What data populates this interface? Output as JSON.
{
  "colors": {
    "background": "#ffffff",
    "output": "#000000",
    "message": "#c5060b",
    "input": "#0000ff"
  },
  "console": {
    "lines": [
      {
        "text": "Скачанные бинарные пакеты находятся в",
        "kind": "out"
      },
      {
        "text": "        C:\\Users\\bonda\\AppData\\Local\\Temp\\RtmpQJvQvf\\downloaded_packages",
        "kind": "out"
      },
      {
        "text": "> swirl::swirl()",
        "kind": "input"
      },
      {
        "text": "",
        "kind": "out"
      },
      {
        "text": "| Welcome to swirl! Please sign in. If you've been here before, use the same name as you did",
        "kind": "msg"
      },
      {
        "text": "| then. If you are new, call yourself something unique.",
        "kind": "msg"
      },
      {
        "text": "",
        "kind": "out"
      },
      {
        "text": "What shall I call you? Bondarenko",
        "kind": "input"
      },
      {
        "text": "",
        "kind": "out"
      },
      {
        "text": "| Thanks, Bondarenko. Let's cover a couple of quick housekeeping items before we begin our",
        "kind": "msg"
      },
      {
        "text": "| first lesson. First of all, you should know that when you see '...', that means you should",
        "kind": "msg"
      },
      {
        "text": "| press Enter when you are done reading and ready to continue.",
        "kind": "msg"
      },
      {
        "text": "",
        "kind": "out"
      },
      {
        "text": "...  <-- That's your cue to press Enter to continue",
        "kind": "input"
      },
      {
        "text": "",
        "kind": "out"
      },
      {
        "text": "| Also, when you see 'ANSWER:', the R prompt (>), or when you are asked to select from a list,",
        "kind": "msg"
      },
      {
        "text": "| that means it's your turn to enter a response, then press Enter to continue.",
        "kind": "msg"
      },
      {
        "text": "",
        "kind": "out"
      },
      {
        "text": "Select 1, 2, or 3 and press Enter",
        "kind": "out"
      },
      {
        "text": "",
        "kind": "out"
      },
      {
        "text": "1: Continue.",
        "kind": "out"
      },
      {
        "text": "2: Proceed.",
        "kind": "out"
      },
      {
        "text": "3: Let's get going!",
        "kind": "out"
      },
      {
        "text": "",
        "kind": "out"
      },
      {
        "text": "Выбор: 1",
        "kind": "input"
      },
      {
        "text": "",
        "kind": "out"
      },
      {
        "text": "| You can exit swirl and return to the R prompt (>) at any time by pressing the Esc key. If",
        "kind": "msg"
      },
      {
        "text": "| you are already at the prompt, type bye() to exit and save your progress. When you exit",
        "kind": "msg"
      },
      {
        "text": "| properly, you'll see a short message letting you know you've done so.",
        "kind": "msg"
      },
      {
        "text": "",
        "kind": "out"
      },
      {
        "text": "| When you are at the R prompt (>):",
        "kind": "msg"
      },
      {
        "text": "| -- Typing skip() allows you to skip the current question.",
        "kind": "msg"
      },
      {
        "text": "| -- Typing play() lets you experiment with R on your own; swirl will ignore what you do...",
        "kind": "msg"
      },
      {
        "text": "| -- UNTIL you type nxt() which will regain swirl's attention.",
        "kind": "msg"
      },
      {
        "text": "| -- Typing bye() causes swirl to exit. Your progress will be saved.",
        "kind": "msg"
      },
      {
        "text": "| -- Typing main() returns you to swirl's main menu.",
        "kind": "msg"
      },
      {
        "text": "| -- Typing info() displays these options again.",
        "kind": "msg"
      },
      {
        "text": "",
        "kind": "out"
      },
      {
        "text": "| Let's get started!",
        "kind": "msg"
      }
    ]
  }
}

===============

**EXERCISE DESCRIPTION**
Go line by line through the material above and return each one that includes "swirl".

**WRITTEN ANSWER**
        "text": "> swirl::swirl()",
        "text": "| Welcome to swirl! Please sign in. If you've been here before, use the same name as you did",
        "text": "| You can exit swirl and return to the R prompt (>) at any time by pressing the Esc key. If",
        "text": "| -- Typing play() lets you experiment with R on your own; swirl will ignore what you do...",
        "text": "| -- UNTIL you type nxt() which will regain swirl's attention.",
        "text": "| -- Typing bye() causes swirl to exit. Your progress will be saved.",
        "text": "| -- Typing main() returns you to swirl's main menu.",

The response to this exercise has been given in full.